Leave out the pictures and print the rest of the entries exactly as they stand.

─── DATA SHOWN ───

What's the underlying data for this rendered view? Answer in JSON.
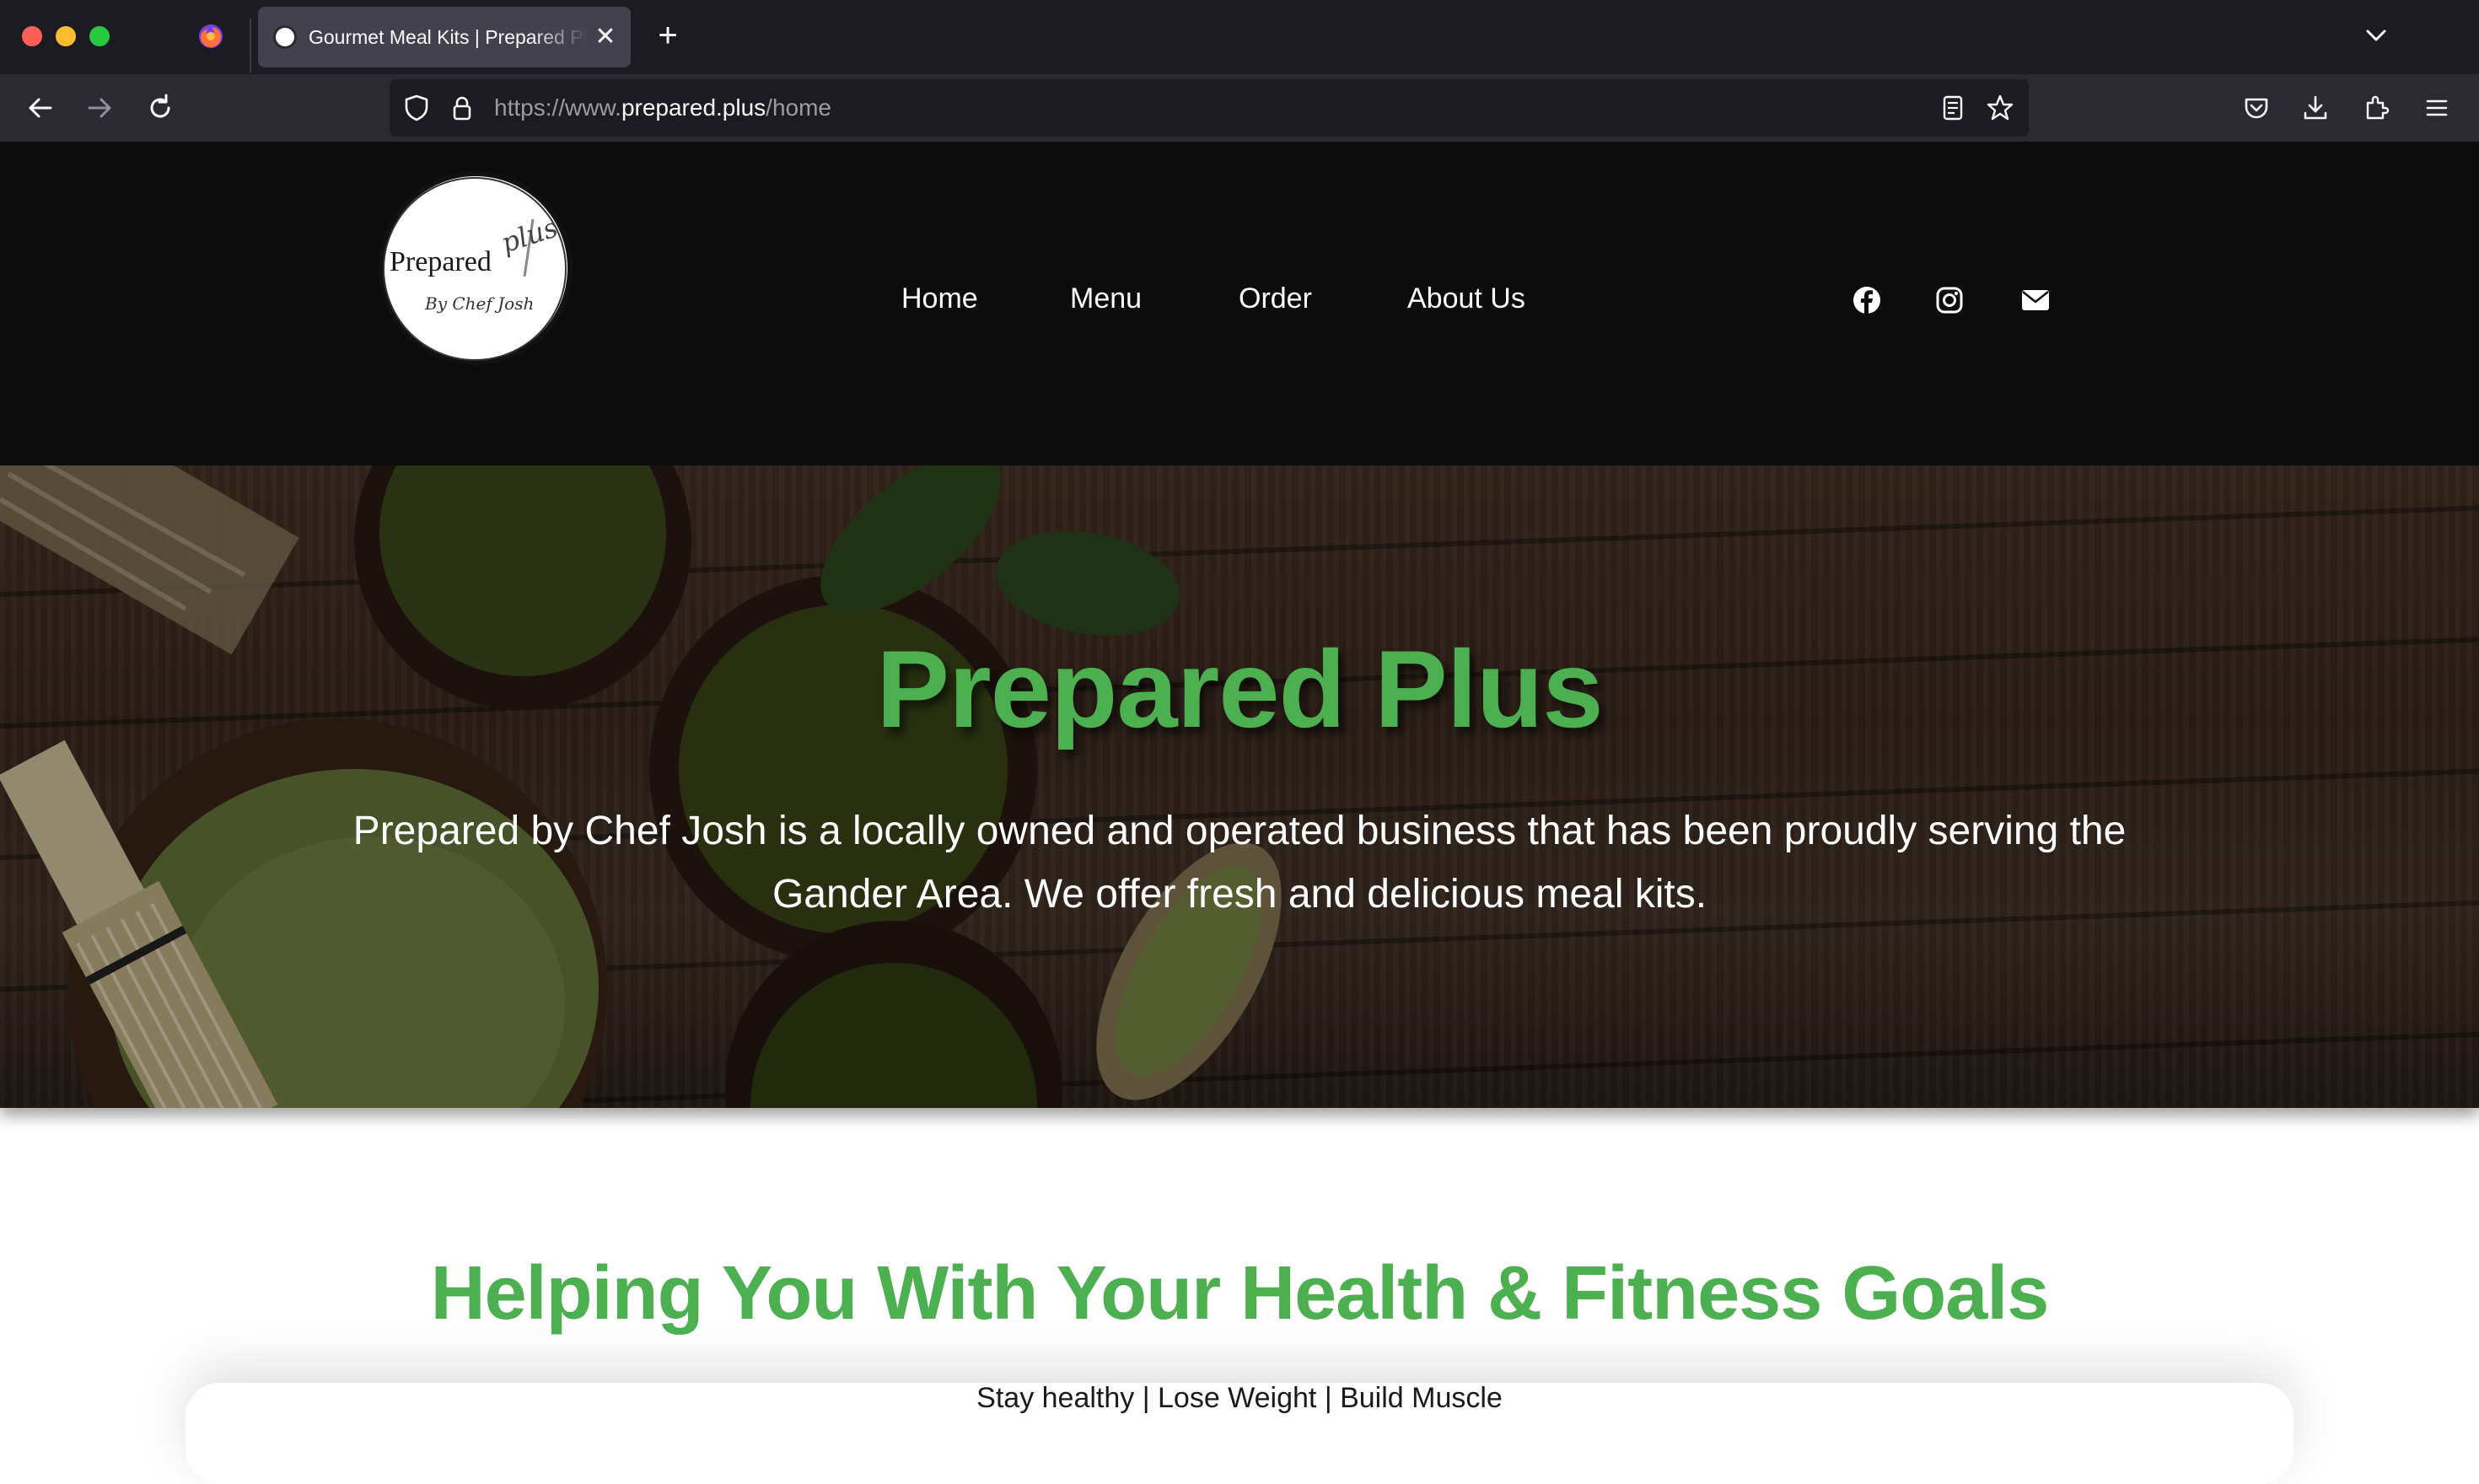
{
  "browser": {
    "tab_title": "Gourmet Meal Kits | Prepared Plus",
    "url_prefix": "https://www.",
    "url_host": "prepared.plus",
    "url_path": "/home",
    "close_glyph": "✕",
    "new_tab_glyph": "+"
  },
  "site": {
    "logo": {
      "name": "Prepared",
      "plus": "plus",
      "tagline": "By Chef Josh"
    },
    "nav": [
      "Home",
      "Menu",
      "Order",
      "About Us"
    ],
    "social_icons": [
      "facebook-icon",
      "instagram-icon",
      "envelope-icon"
    ]
  },
  "hero": {
    "title": "Prepared Plus",
    "text": "Prepared by Chef Josh is a locally owned and operated business that has been proudly serving the Gander Area. We offer fresh and delicious meal kits."
  },
  "section": {
    "title": "Helping You With Your Health & Fitness Goals",
    "subtitle": "Stay healthy | Lose Weight | Build Muscle"
  },
  "colors": {
    "accent_green": "#4caf50",
    "header_bg": "#0c0c0c",
    "chrome_bg": "#2b2a33"
  }
}
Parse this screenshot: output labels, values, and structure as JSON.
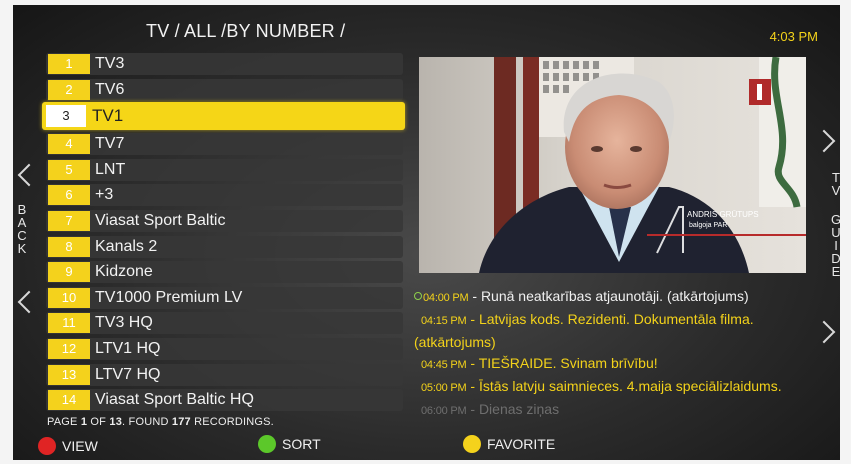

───

# ANSWER TO THIS EXERCISE:
What's the underlying data for this rendered view? Answer in JSON.
{
  "browser": {
    "tab_title": "Gourmet Meal Kits | Prepared Plus",
    "url_prefix": "https://www.",
    "url_host": "prepared.plus",
    "url_path": "/home",
    "close_glyph": "✕",
    "new_tab_glyph": "+"
  },
  "site": {
    "logo": {
      "name": "Prepared",
      "plus": "plus",
      "tagline": "By Chef Josh"
    },
    "nav": [
      "Home",
      "Menu",
      "Order",
      "About Us"
    ],
    "social_icons": [
      "facebook-icon",
      "instagram-icon",
      "envelope-icon"
    ]
  },
  "hero": {
    "title": "Prepared Plus",
    "text": "Prepared by Chef Josh is a locally owned and operated business that has been proudly serving the Gander Area. We offer fresh and delicious meal kits."
  },
  "section": {
    "title": "Helping You With Your Health & Fitness Goals",
    "subtitle": "Stay healthy | Lose Weight | Build Muscle"
  },
  "colors": {
    "accent_green": "#4caf50",
    "header_bg": "#0c0c0c",
    "chrome_bg": "#2b2a33"
  }
}
Parse this screenshot: output labels, values, and structure as JSON.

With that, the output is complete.